- [Aim of the task]:
The full listing, copied exactly and free of pictures, is the expected reply.
+++++
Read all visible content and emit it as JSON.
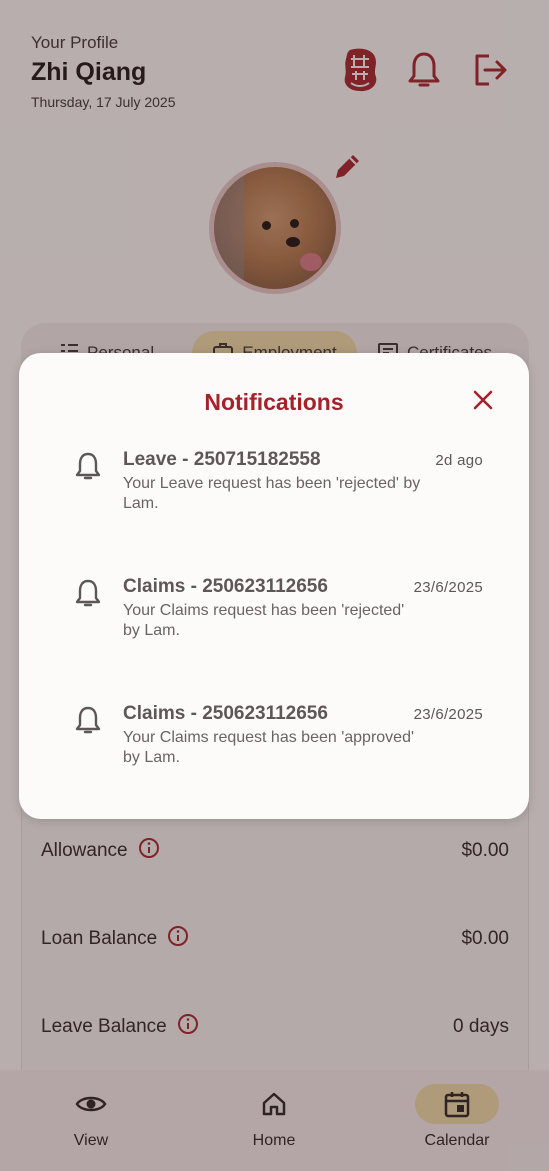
{
  "header": {
    "subtitle": "Your Profile",
    "name": "Zhi Qiang",
    "date": "Thursday, 17 July 2025"
  },
  "tabs": [
    {
      "label": "Personal",
      "icon": "list-icon"
    },
    {
      "label": "Employment",
      "icon": "briefcase-icon"
    },
    {
      "label": "Certificates",
      "icon": "certificate-icon"
    }
  ],
  "rows": [
    {
      "label": "Allowance",
      "value": "$0.00"
    },
    {
      "label": "Loan Balance",
      "value": "$0.00"
    },
    {
      "label": "Leave Balance",
      "value": "0 days"
    }
  ],
  "nav": [
    {
      "label": "View",
      "icon": "eye-icon"
    },
    {
      "label": "Home",
      "icon": "home-icon"
    },
    {
      "label": "Calendar",
      "icon": "calendar-icon"
    }
  ],
  "modal": {
    "title": "Notifications",
    "items": [
      {
        "title": "Leave - 250715182558",
        "time": "2d ago",
        "body": "Your Leave request has been 'rejected' by Lam."
      },
      {
        "title": "Claims - 250623112656",
        "time": "23/6/2025",
        "body": "Your Claims request has been 'rejected' by Lam."
      },
      {
        "title": "Claims - 250623112656",
        "time": "23/6/2025",
        "body": "Your Claims request has been 'approved' by Lam."
      }
    ]
  },
  "colors": {
    "accent": "#a5222a",
    "tab_active": "#f0dca8"
  }
}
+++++
- [Result of this task]:
Read all visible content and emit it as JSON.
{
  "header": {
    "subtitle": "Your Profile",
    "name": "Zhi Qiang",
    "date": "Thursday, 17 July 2025"
  },
  "tabs": [
    {
      "label": "Personal",
      "icon": "list-icon"
    },
    {
      "label": "Employment",
      "icon": "briefcase-icon"
    },
    {
      "label": "Certificates",
      "icon": "certificate-icon"
    }
  ],
  "rows": [
    {
      "label": "Allowance",
      "value": "$0.00"
    },
    {
      "label": "Loan Balance",
      "value": "$0.00"
    },
    {
      "label": "Leave Balance",
      "value": "0 days"
    }
  ],
  "nav": [
    {
      "label": "View",
      "icon": "eye-icon"
    },
    {
      "label": "Home",
      "icon": "home-icon"
    },
    {
      "label": "Calendar",
      "icon": "calendar-icon"
    }
  ],
  "modal": {
    "title": "Notifications",
    "items": [
      {
        "title": "Leave - 250715182558",
        "time": "2d ago",
        "body": "Your Leave request has been 'rejected' by Lam."
      },
      {
        "title": "Claims - 250623112656",
        "time": "23/6/2025",
        "body": "Your Claims request has been 'rejected' by Lam."
      },
      {
        "title": "Claims - 250623112656",
        "time": "23/6/2025",
        "body": "Your Claims request has been 'approved' by Lam."
      }
    ]
  },
  "colors": {
    "accent": "#a5222a",
    "tab_active": "#f0dca8"
  }
}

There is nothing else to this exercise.